    Yesterday | The Heartland Institute

    ... Heartland Institute. He graduated from the University of Wisconsin Eau Claire with studies in political science and geology, winning awards for his undergraduate geology research before taking a position in the Wisconsin State Senate. He is the ...


  11. Hollywood Hills Midcentury Once Belonged to Ava GardnerRead the original story w/Photo

    Wednesday | Curbed

    This 1959 house in the Hollywood Hills was designed by noted midcentury architect Ed Fickett, but it also has a celebrity connection. The house was the LA home of actress Ava Gardner beginning in the 1960s.


  12. Recent Hydrothermal Activity May Explain Ceres' Brightest AreaRead the original story

    Wednesday | Space Ref

    The brightest area on Ceres, located in the mysterious Occator Crater, has the highest concentration of carbonate minerals ever seen outside Earth, according to a new study from scientists on NASA's Dawn mission. The study, published online in the journal Nature, is one of two new papers about the makeup of Ceres.


  13. Skid Row Gets New, Much-Needed Drinking FountainsRead the original story w/Photo

    Wednesday | Curbed

    Skid Row denizens often depend on mission staff or drinking fountains at parks for water, but were out of luck when those sources were closed in the afternoons. Now there are two new sources throughout the neighborhood for them to get hydrated, thanks to recently installed drinking fountains.


  14. Scientists succeed in making their own lavaRead the original story w/Photo

    Wednesday | Unexplained Mysteries

    A team from the State University of New York at Buffalo created their own magma as part of an experiment. When it comes to carrying out research on molten rock, trekking up the slopes of an active volcano is not exactly the safest of options - especially if it's likely to erupt at any moment.


  15. Wichita water statistics updateRead the original story w/Photo

    Wednesday | Voice For Liberty in Wichita

    With adequate river flow every day, the Wichita ASR water project produced water equivalent to six days design capacity during May 2016. An important part of Wichita's water supply infrastructure is the Aquifer Storage and Recovery program, or ASR.


  16. Explaining The Mystery Of Oregon's Lost LakeRead the original story w/Photo
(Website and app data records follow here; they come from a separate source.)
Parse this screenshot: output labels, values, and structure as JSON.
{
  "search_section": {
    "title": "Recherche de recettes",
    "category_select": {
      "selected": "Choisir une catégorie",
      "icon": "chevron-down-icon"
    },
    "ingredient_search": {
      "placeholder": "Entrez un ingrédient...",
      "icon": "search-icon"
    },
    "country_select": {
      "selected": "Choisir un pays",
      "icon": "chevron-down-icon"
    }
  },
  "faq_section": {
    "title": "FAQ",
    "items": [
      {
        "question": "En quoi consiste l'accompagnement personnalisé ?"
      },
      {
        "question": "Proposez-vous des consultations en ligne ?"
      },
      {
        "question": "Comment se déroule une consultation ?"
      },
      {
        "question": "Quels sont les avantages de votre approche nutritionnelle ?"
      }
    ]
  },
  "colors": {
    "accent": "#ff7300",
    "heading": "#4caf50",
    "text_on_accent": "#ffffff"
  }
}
    Wednesday | KUOW-FM Seattle

    Oregon's Lost Lake, near the Santiam Pass Highway, is a seasonal alpine lake with a unique trait: a drain-like hole. Each summer, as the water supply dries up and stops feeding the lake, the water drains out into an underground river.


  17. Nova' documents historical discovery at Lithuanian Holocaust siteRead the original story w/Photo
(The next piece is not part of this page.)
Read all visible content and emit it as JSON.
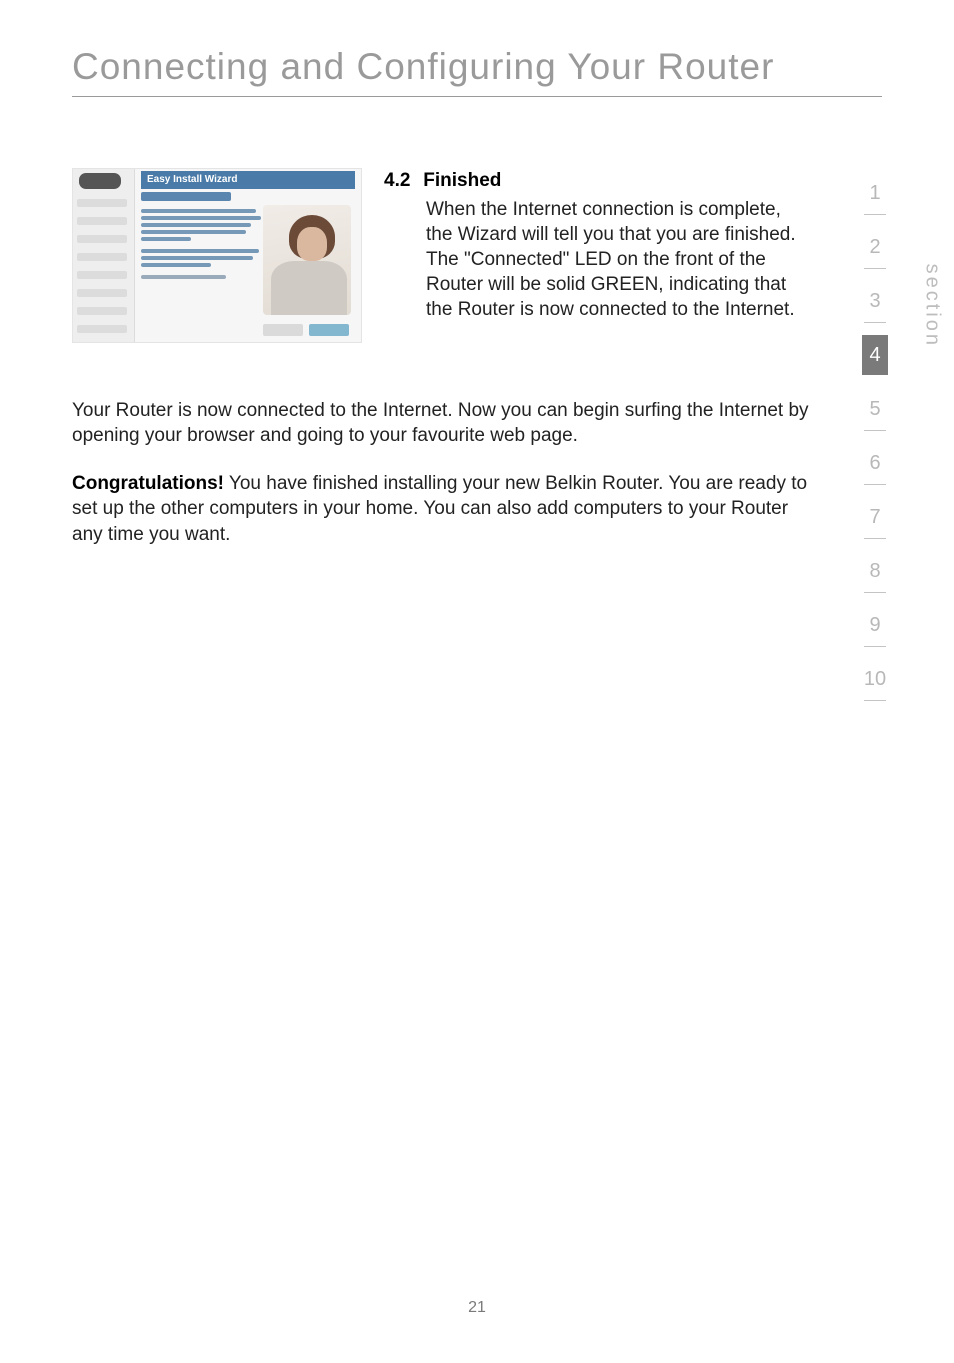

    Wednesday | Current

    Researchers Richard Freund and Harry Jol determine the best location for ground-penetrating radar near the World War II-era pit that held Jewish prisoners. An archeological team that Nova is filming for a PBS documentary has made a major discovery at a Lithuanian Holocaust site.


  18. Silver Lake study results have community members, others researching sewerRead the original story w/Photo
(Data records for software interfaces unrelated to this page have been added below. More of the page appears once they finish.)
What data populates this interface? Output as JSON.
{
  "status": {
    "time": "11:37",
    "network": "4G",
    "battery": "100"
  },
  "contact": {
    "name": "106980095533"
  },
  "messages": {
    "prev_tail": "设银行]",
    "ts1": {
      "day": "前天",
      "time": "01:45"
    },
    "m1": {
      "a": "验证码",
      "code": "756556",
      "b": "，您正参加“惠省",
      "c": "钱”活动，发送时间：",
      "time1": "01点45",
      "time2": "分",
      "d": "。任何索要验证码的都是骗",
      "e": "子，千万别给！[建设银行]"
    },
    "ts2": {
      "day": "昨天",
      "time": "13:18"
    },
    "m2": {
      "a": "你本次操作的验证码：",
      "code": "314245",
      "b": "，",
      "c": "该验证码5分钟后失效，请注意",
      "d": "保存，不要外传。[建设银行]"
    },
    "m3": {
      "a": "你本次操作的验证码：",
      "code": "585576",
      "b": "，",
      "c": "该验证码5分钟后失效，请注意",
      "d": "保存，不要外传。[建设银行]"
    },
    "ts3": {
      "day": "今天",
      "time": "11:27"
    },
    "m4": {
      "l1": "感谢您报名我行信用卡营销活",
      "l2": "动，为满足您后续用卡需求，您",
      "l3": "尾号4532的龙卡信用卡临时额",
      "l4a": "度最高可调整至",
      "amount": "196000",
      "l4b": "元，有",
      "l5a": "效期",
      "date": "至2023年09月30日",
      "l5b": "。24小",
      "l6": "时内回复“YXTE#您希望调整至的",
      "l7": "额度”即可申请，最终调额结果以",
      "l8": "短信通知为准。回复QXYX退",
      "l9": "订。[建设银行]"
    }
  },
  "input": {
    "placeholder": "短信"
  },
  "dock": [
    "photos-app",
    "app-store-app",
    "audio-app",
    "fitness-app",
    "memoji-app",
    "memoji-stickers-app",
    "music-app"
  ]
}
    Wednesday | White Lake Beacon

    With the final diagnostic results in, supporters and a local official are now looking at potential funding sources that might bring a sewer system to serve at least a portion of the Silver Lake area. Representatives from the United States Geological Survey and Annis Water Resources Institute of Grand Valley State University presented the findings of their more than $530,000 three-year diagnostic evaluation of Silver Lake at a Friends of Silver Lake meeting earlier in June.


  19. NMEP will permit auction of 100 mineral blocksRead the original story

    Wednesday |

    The Union cabinet has approved the national mineral exploration policy , which will allow auction of 100 prospective mineral blocks boosting the country's mining potential. With the policy in place, the government can auction 100 blocks that have been identified by the Geological Survey of India for exploration, an official said.


  20. Schoodic Geology RocksRead the original story w/Photo

    Wednesday | Bangor Daily News

    Tuesday, July 19, 2016 7 p.m. to 8 p.m. Tuesday, July 26, 2016 7 p.m. to 8 p.m. Join a ranger for this hands-on, interactive tour of basic geological processes and how they shaped the landscape of Schoodic Point. Free and open to the public.